The investment bank had lowered its expectations for the ECB’s final key rate to 3.5% following the collapse of Silicon Valley Bank earlier this year. The event raised concerns that central banks were moving at too fast a pace and needed to take a break from raising rates.
However, “banking strains have eased in recent weeks as the risk of a US banking crisis has fallen sharply and European banks’ equity/wholesale funding measures have retraced much of their sharp decline in early March,” Goldman Sachs analysts said in a statement. research note Monday.
The bank now thinks it will stop the rise (the so-called terminal rate) at 3.75%. The ECB’s benchmark rate has been at 3% since its last rate decision in March.
Additionally, Goldman Sachs said inflation data is still “very strong,” fueling the case for further rate hikes. Headline inflation in the euro zone fell to 6.9% in March, according to preliminary data. In February, the overall rate was 8.5%.
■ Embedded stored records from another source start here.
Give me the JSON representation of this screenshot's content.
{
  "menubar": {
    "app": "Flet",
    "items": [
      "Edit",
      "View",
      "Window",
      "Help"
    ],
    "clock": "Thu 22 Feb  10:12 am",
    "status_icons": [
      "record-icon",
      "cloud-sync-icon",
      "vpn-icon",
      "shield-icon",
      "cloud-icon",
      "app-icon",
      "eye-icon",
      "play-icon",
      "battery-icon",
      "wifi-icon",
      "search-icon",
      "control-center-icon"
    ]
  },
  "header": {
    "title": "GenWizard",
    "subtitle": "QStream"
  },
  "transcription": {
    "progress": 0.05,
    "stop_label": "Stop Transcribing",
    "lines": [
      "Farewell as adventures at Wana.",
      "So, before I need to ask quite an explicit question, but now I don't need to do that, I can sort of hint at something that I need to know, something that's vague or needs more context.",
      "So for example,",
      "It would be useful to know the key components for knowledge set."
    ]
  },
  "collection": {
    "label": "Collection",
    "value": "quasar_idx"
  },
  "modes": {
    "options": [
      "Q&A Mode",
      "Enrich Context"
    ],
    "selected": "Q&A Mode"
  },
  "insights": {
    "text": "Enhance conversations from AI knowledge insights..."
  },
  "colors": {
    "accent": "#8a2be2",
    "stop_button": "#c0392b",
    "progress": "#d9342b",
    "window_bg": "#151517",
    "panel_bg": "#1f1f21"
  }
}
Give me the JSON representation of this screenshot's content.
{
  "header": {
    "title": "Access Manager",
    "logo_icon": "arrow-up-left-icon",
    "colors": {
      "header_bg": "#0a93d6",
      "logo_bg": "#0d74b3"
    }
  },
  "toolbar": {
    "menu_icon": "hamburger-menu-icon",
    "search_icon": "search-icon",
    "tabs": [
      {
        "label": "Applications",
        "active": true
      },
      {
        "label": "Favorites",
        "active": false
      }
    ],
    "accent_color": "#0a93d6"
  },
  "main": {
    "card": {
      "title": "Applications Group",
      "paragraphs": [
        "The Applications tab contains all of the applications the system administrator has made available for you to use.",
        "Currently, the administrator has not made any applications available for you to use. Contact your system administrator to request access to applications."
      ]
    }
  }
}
Despite this decline, core inflation – which excludes volatile energy, food, alcohol and tobacco prices – rose slightly from the previous month, underlining the persistence of high prices in the economy of the region.
Olli Rehn, Governor of the Bank of Finland and ECB board member, said “inflation is still way too high.” Speaking to CNBC last week during the IMF’s spring meetings, he added that the central bank must “continue and act consistently.”
At the March meeting, the ECB provided no guidance for upcoming rate decisions, saying these will be data-dependent and happen meeting by meeting.
However, ECB watchers are expecting a rate hike of 25 or 50 basis points at the Governing Council meeting next month.
“We see the choice between 25 basis points and 50 basis points in May as a tough choice given the decline in banking risks, the resilience of growth and the continued strength of underlying inflation,” said Goldman Sachs.
However, the investment bank is currently assuming that the ECB will push rates up 25 basis points at meetings in May, June and July.
“Reasons for a more gradual tightening from here include that recent banking strains are likely to leave some mark on bank lending, we expect some cooling in sequential underlying inflation in the months ahead. ahead and uncertainty around the global outlook has increased,” he added. analysts said.